=== Section Start ===
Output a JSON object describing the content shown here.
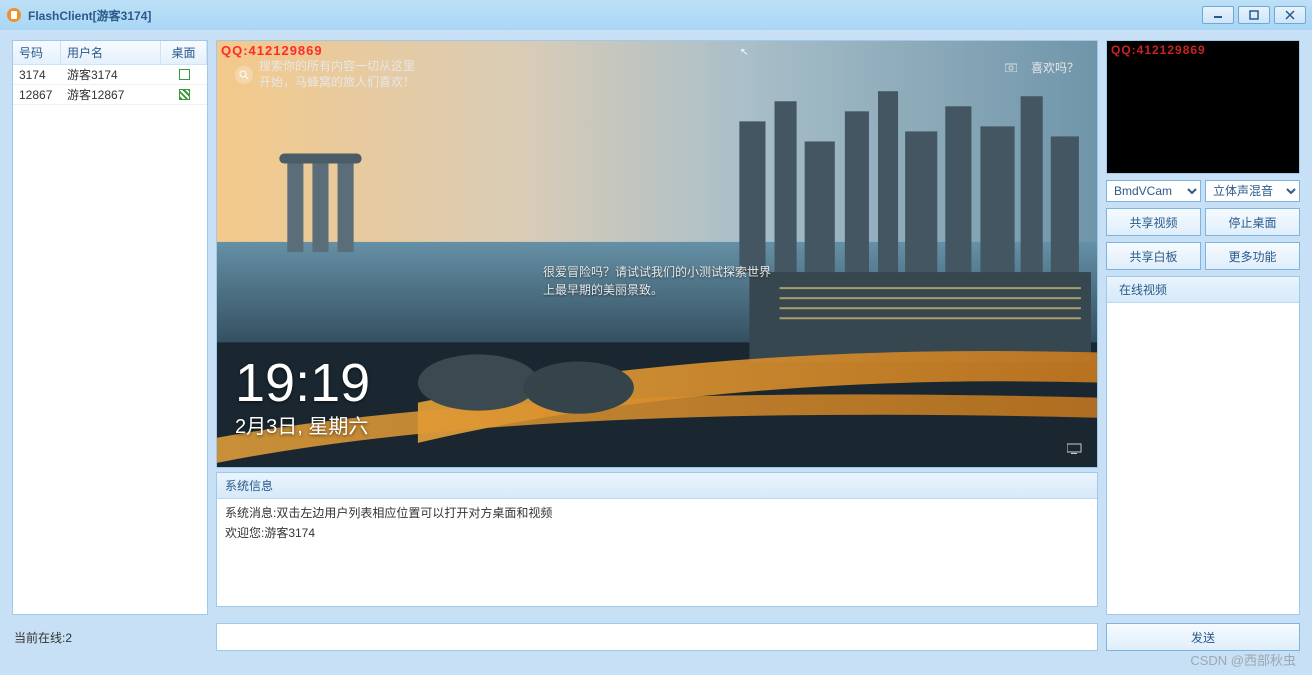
{
  "window": {
    "title": "FlashClient[游客3174]"
  },
  "watermark": "QQ:412129869",
  "overlay_watermark": "CSDN @西部秋虫",
  "user_table": {
    "headers": {
      "id": "号码",
      "name": "用户名",
      "desktop": "桌面"
    },
    "rows": [
      {
        "id": "3174",
        "name": "游客3174",
        "desktop_on": false
      },
      {
        "id": "12867",
        "name": "游客12867",
        "desktop_on": true
      }
    ]
  },
  "lock_screen": {
    "time": "19:19",
    "date": "2月3日, 星期六",
    "search_hint": "搜索你的所有内容一切从这里开始，马蜂窝的旅人们喜欢！",
    "center_caption_line1": "很爱冒险吗？请试试我们的小测试探索世界",
    "center_caption_line2": "上最早期的美丽景致。",
    "top_right_label": "喜欢吗？"
  },
  "info": {
    "header": "系统信息",
    "line1": "系统消息:双击左边用户列表相应位置可以打开对方桌面和视频",
    "line2": "欢迎您:游客3174"
  },
  "right": {
    "camera_select": "BmdVCam",
    "audio_select": "立体声混音",
    "btn_share_video": "共享视频",
    "btn_stop_desktop": "停止桌面",
    "btn_share_whiteboard": "共享白板",
    "btn_more": "更多功能",
    "online_video_header": "在线视频"
  },
  "bottom": {
    "status_label": "当前在线:",
    "status_count": "2",
    "message_placeholder": "",
    "send_label": "发送"
  }
}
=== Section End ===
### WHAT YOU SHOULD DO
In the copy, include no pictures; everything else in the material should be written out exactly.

### ANSWER FOR THIS EXERCISE
Output a JSON object describing the content shown here.
{
  "window": {
    "title": "FlashClient[游客3174]"
  },
  "watermark": "QQ:412129869",
  "overlay_watermark": "CSDN @西部秋虫",
  "user_table": {
    "headers": {
      "id": "号码",
      "name": "用户名",
      "desktop": "桌面"
    },
    "rows": [
      {
        "id": "3174",
        "name": "游客3174",
        "desktop_on": false
      },
      {
        "id": "12867",
        "name": "游客12867",
        "desktop_on": true
      }
    ]
  },
  "lock_screen": {
    "time": "19:19",
    "date": "2月3日, 星期六",
    "search_hint": "搜索你的所有内容一切从这里开始，马蜂窝的旅人们喜欢！",
    "center_caption_line1": "很爱冒险吗？请试试我们的小测试探索世界",
    "center_caption_line2": "上最早期的美丽景致。",
    "top_right_label": "喜欢吗？"
  },
  "info": {
    "header": "系统信息",
    "line1": "系统消息:双击左边用户列表相应位置可以打开对方桌面和视频",
    "line2": "欢迎您:游客3174"
  },
  "right": {
    "camera_select": "BmdVCam",
    "audio_select": "立体声混音",
    "btn_share_video": "共享视频",
    "btn_stop_desktop": "停止桌面",
    "btn_share_whiteboard": "共享白板",
    "btn_more": "更多功能",
    "online_video_header": "在线视频"
  },
  "bottom": {
    "status_label": "当前在线:",
    "status_count": "2",
    "message_placeholder": "",
    "send_label": "发送"
  }
}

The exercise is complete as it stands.